What is needed: Ignoring the images, restate the records below word for word.

(Data about app and page elements)
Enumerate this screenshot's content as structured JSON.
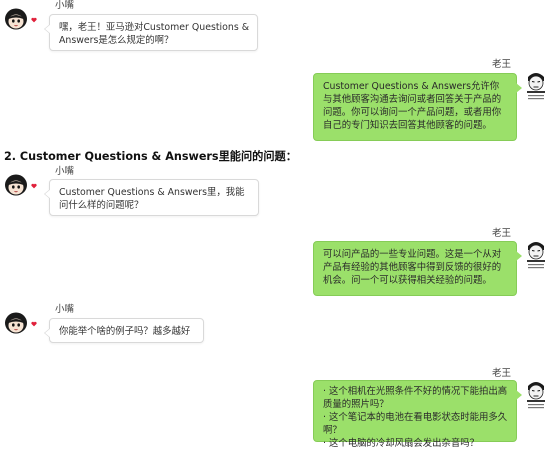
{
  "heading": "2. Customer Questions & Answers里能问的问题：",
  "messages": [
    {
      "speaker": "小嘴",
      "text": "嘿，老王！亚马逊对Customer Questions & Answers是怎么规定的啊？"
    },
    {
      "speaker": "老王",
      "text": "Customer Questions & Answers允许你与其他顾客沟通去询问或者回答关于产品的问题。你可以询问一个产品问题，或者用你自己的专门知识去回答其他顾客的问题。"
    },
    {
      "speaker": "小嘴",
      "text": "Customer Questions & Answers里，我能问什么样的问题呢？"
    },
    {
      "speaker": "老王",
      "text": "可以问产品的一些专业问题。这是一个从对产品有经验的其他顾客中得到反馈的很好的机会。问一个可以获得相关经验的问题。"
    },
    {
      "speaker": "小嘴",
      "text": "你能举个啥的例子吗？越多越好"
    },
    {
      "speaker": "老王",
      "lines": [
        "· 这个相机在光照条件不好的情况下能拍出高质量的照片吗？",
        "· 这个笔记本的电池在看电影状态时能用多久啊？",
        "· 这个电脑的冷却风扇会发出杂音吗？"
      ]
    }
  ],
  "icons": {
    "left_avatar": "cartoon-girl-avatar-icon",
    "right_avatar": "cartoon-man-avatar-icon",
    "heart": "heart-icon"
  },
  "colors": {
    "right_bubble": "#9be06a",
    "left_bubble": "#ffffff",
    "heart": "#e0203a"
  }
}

Exercise solution:
Enumerate this screenshot's content as structured JSON.
{
  "heading": "2. Customer Questions & Answers里能问的问题：",
  "messages": [
    {
      "speaker": "小嘴",
      "text": "嘿，老王！亚马逊对Customer Questions & Answers是怎么规定的啊？"
    },
    {
      "speaker": "老王",
      "text": "Customer Questions & Answers允许你与其他顾客沟通去询问或者回答关于产品的问题。你可以询问一个产品问题，或者用你自己的专门知识去回答其他顾客的问题。"
    },
    {
      "speaker": "小嘴",
      "text": "Customer Questions & Answers里，我能问什么样的问题呢？"
    },
    {
      "speaker": "老王",
      "text": "可以问产品的一些专业问题。这是一个从对产品有经验的其他顾客中得到反馈的很好的机会。问一个可以获得相关经验的问题。"
    },
    {
      "speaker": "小嘴",
      "text": "你能举个啥的例子吗？越多越好"
    },
    {
      "speaker": "老王",
      "lines": [
        "· 这个相机在光照条件不好的情况下能拍出高质量的照片吗？",
        "· 这个笔记本的电池在看电影状态时能用多久啊？",
        "· 这个电脑的冷却风扇会发出杂音吗？"
      ]
    }
  ],
  "icons": {
    "left_avatar": "cartoon-girl-avatar-icon",
    "right_avatar": "cartoon-man-avatar-icon",
    "heart": "heart-icon"
  },
  "colors": {
    "right_bubble": "#9be06a",
    "left_bubble": "#ffffff",
    "heart": "#e0203a"
  }
}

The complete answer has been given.